INTRODUCTION AND OBJECTIVES: In September 2015, the British Broadcasting Corporation (BBC) ran a story that sickness absence in UK public sector healthcare workers was twice that found in private sector workers. One proposed initiative to address this was to encourage exercise and healthy eating. We aimed to assess and then overcome any potential barriers, then determine the benefits of an exercise at work programme. METHODS: A questionnaire survey was sent to all members of staff in the Department of Urology at our institution. This explored perceived barriers and benefits of an exercise at work programme. Following this we opened 2 exercise programmes, a walking group at lunchtimes and a Qi Gong/ Tai Chi group (led by a volunteer member of staff with considerable experience of these exercise forms) before morning clinical activity started. Each session lasted approximately 15 minutes. Participation was free of charge and entirely voluntary. After a 6 week trial we sent all participants a further questionnaire to explore the perceived benefits and any disadvantages of the exercise at work programme. RESULTS: Of 40 employees in the Urology department, 19 (47.5%) volunteered to take part in at least one exercise at work session. Lack of time was the commonest perceived barrier to exercise at work. We assessed perceived benefits both to the individual and to the department.
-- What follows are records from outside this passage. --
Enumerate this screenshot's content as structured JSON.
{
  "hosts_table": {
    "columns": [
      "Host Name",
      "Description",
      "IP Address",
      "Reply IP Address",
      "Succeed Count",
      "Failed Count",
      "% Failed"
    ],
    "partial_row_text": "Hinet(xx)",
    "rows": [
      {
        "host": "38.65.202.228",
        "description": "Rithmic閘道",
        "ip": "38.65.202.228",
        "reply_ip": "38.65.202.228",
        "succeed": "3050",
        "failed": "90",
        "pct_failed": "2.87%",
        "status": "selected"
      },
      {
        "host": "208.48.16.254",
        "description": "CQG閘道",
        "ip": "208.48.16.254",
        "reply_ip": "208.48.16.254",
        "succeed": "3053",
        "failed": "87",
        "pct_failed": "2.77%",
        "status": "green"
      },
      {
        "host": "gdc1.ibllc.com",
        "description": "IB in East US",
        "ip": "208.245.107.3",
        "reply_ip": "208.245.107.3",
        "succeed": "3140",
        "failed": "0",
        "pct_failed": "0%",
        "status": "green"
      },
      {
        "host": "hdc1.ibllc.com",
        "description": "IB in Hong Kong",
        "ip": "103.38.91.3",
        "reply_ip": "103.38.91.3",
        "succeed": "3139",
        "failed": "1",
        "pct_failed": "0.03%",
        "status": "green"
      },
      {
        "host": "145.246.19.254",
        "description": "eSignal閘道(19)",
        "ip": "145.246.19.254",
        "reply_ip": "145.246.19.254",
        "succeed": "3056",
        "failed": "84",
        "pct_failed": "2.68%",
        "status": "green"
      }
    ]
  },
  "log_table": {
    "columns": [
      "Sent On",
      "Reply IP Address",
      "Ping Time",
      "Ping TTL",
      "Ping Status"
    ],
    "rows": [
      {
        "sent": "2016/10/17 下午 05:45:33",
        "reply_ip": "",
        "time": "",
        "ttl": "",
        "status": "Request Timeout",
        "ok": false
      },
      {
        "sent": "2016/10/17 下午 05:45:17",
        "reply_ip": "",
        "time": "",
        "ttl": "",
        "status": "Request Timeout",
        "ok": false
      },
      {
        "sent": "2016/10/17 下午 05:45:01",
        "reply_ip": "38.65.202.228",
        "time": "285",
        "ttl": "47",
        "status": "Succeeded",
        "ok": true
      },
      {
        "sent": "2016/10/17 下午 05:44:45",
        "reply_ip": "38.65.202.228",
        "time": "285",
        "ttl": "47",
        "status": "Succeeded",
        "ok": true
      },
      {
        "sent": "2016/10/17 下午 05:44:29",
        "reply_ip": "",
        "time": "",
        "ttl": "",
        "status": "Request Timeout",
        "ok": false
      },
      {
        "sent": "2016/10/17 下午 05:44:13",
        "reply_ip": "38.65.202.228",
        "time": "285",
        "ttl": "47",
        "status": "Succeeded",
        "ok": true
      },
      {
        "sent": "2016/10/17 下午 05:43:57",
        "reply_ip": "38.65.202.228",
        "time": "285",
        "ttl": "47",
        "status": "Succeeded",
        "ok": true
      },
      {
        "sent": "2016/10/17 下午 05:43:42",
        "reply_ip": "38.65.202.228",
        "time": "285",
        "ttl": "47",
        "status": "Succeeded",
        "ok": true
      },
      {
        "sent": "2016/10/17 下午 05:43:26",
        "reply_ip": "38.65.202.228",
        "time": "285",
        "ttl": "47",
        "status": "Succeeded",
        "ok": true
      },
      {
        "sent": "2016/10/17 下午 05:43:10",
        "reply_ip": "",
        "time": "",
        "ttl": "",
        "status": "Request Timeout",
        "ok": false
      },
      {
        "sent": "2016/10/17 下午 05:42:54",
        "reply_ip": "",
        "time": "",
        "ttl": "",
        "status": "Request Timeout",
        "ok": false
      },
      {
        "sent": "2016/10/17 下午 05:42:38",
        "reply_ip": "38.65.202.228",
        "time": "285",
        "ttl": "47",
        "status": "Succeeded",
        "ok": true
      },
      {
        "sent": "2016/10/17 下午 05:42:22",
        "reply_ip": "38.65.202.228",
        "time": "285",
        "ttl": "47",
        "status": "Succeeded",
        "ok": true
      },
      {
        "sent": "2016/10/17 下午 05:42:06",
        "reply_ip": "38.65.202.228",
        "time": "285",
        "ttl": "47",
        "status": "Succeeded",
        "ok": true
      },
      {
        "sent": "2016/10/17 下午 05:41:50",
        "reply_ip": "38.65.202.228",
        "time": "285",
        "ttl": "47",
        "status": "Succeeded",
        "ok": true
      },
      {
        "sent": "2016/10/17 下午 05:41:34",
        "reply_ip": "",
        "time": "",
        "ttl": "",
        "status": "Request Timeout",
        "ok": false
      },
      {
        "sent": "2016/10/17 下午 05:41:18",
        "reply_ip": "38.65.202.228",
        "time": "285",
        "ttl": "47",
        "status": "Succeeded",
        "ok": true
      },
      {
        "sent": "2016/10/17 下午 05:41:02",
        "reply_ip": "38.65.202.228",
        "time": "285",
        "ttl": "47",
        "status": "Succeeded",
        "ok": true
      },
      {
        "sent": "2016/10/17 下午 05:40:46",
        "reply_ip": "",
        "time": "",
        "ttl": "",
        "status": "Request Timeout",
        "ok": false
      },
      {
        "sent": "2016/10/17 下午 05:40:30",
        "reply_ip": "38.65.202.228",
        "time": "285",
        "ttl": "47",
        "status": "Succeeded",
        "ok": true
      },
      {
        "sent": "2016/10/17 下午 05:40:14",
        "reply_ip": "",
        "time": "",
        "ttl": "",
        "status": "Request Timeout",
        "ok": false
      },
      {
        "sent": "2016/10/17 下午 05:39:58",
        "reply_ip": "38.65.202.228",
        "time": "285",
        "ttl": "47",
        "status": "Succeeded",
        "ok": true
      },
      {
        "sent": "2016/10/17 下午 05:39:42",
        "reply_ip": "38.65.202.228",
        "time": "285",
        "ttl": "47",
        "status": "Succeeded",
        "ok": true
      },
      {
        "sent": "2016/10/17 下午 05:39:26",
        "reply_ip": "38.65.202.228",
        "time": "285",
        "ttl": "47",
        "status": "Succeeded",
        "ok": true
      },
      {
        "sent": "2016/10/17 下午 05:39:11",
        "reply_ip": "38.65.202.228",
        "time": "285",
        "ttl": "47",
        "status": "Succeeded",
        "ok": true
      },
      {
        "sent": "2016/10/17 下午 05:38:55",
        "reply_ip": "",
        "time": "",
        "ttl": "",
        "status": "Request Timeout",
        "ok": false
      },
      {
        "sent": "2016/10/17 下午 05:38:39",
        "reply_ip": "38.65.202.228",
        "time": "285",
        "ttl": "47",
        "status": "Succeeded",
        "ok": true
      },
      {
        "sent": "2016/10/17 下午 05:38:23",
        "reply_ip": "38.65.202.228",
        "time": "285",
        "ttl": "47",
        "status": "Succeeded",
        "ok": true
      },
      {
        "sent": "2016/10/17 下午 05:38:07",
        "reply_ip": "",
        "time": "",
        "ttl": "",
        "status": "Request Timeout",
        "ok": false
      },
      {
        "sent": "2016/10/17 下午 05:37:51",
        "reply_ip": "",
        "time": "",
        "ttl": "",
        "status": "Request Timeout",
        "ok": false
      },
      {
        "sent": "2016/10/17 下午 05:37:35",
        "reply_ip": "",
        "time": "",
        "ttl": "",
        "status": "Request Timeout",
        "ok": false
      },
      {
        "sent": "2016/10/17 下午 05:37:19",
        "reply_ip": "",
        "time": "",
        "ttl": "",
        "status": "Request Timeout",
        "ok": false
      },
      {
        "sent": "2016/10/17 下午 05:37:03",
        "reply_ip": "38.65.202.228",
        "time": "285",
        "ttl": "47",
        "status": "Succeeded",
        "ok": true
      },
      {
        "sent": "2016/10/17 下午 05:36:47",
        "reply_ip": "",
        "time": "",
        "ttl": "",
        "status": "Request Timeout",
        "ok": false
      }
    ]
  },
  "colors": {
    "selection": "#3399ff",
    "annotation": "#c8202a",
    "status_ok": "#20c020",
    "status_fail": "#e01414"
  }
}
Reported benefits included improved general wellbeing (87.5%), improved relationships/ friendships with colleagues (75%), better working relationships (75%), improved morale (62.5%), less stress (62.5%), more energy (50%), good "publicity" for the department within the hospital (50%), physical health benefits (25%), mental health benefits (25%), improved fitness (25%) and weight loss (12.5%). CONCLUSIONS: So far as we are aware, this is the only study to date to specifically examine the benefits of an exercise at work programme in a Urology department. Within the limitations of this small study, we have demonstrated that exercise can be successfully incorporated into the workplace, at no additional cost to employee or employer. Better working relationships was the most commonly cited benefit for the department, whilst improved general wellbeing was the most commonly cited personal benefit of the exercise at work programme. We are hopeful that through time the benefits of a happier and heathier workforce will translate into an improved service for our patients.
Lyttle, M., Bake, M., & Mukherjee, R. (2016). LB-S&T-34 IMPROVED WELLBEING AND MORALE FOLLOWING THE INTRODUCTION OF AN EXERCISE AT WORK PROGRAMME FOR UROLOGY DEPARTMENT STAFF. Journal of Urology, 195(4S). https://doi.org/10.1016/j.juro.2016.03.115